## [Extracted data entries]

((

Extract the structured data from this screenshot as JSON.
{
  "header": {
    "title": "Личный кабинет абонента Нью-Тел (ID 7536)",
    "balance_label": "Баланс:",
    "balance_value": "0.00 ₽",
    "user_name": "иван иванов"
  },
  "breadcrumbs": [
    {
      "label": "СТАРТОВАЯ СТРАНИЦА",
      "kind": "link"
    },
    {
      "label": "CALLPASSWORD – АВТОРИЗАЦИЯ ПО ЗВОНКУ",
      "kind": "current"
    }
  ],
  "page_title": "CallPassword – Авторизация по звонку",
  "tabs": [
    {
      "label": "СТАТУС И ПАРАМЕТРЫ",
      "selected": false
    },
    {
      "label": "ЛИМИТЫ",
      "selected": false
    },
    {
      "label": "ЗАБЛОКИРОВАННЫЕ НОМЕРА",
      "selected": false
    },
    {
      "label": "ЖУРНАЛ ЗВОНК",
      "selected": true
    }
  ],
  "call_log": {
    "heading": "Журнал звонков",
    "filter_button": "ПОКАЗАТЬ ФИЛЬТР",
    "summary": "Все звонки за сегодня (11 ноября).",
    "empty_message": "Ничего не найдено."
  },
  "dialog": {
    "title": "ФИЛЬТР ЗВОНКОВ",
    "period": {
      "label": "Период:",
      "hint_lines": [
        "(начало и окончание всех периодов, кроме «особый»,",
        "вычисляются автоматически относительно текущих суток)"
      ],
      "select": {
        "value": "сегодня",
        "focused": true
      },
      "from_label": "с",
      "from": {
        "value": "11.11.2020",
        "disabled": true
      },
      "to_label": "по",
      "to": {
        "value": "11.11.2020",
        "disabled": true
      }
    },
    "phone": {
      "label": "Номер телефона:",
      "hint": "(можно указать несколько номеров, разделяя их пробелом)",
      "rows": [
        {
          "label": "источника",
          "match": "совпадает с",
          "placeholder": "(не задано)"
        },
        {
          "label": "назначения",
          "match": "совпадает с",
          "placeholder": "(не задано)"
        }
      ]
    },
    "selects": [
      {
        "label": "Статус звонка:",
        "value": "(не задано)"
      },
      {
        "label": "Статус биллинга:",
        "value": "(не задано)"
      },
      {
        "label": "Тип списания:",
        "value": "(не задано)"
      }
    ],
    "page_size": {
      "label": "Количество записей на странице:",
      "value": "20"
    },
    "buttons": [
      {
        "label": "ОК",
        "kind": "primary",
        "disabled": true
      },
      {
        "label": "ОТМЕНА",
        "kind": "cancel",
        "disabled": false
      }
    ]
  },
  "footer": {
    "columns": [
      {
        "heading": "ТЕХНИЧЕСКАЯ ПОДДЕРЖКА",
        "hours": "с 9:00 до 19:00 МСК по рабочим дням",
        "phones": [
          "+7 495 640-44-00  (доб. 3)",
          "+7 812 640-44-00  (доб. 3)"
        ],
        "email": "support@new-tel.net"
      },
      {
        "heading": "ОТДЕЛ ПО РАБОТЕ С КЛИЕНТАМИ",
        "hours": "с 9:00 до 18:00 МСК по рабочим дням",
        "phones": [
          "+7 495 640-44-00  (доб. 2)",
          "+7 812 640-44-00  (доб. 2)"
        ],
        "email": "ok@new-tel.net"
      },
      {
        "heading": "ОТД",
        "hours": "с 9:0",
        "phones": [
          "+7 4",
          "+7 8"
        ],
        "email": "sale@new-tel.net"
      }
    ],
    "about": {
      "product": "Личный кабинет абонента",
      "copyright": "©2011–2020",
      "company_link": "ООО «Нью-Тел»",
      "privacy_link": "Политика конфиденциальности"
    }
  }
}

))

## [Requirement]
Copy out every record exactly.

## [Answer box]
Extract the structured data from this screenshot as JSON.
{
  "header": {
    "title": "Личный кабинет абонента Нью-Тел (ID 7536)",
    "balance_label": "Баланс:",
    "balance_value": "0.00 ₽",
    "user_name": "иван иванов"
  },
  "breadcrumbs": [
    {
      "label": "СТАРТОВАЯ СТРАНИЦА",
      "kind": "link"
    },
    {
      "label": "CALLPASSWORD – АВТОРИЗАЦИЯ ПО ЗВОНКУ",
      "kind": "current"
    }
  ],
  "page_title": "CallPassword – Авторизация по звонку",
  "tabs": [
    {
      "label": "СТАТУС И ПАРАМЕТРЫ",
      "selected": false
    },
    {
      "label": "ЛИМИТЫ",
      "selected": false
    },
    {
      "label": "ЗАБЛОКИРОВАННЫЕ НОМЕРА",
      "selected": false
    },
    {
      "label": "ЖУРНАЛ ЗВОНК",
      "selected": true
    }
  ],
  "call_log": {
    "heading": "Журнал звонков",
    "filter_button": "ПОКАЗАТЬ ФИЛЬТР",
    "summary": "Все звонки за сегодня (11 ноября).",
    "empty_message": "Ничего не найдено."
  },
  "dialog": {
    "title": "ФИЛЬТР ЗВОНКОВ",
    "period": {
      "label": "Период:",
      "hint_lines": [
        "(начало и окончание всех периодов, кроме «особый»,",
        "вычисляются автоматически относительно текущих суток)"
      ],
      "select": {
        "value": "сегодня",
        "focused": true
      },
      "from_label": "с",
      "from": {
        "value": "11.11.2020",
        "disabled": true
      },
      "to_label": "по",
      "to": {
        "value": "11.11.2020",
        "disabled": true
      }
    },
    "phone": {
      "label": "Номер телефона:",
      "hint": "(можно указать несколько номеров, разделяя их пробелом)",
      "rows": [
        {
          "label": "источника",
          "match": "совпадает с",
          "placeholder": "(не задано)"
        },
        {
          "label": "назначения",
          "match": "совпадает с",
          "placeholder": "(не задано)"
        }
      ]
    },
    "selects": [
      {
        "label": "Статус звонка:",
        "value": "(не задано)"
      },
      {
        "label": "Статус биллинга:",
        "value": "(не задано)"
      },
      {
        "label": "Тип списания:",
        "value": "(не задано)"
      }
    ],
    "page_size": {
      "label": "Количество записей на странице:",
      "value": "20"
    },
    "buttons": [
      {
        "label": "ОК",
        "kind": "primary",
        "disabled": true
      },
      {
        "label": "ОТМЕНА",
        "kind": "cancel",
        "disabled": false
      }
    ]
  },
  "footer": {
    "columns": [
      {
        "heading": "ТЕХНИЧЕСКАЯ ПОДДЕРЖКА",
        "hours": "с 9:00 до 19:00 МСК по рабочим дням",
        "phones": [
          "+7 495 640-44-00  (доб. 3)",
          "+7 812 640-44-00  (доб. 3)"
        ],
        "email": "support@new-tel.net"
      },
      {
        "heading": "ОТДЕЛ ПО РАБОТЕ С КЛИЕНТАМИ",
        "hours": "с 9:00 до 18:00 МСК по рабочим дням",
        "phones": [
          "+7 495 640-44-00  (доб. 2)",
          "+7 812 640-44-00  (доб. 2)"
        ],
        "email": "ok@new-tel.net"
      },
      {
        "heading": "ОТД",
        "hours": "с 9:0",
        "phones": [
          "+7 4",
          "+7 8"
        ],
        "email": "sale@new-tel.net"
      }
    ],
    "about": {
      "product": "Личный кабинет абонента",
      "copyright": "©2011–2020",
      "company_link": "ООО «Нью-Тел»",
      "privacy_link": "Политика конфиденциальности"
    }
  }
}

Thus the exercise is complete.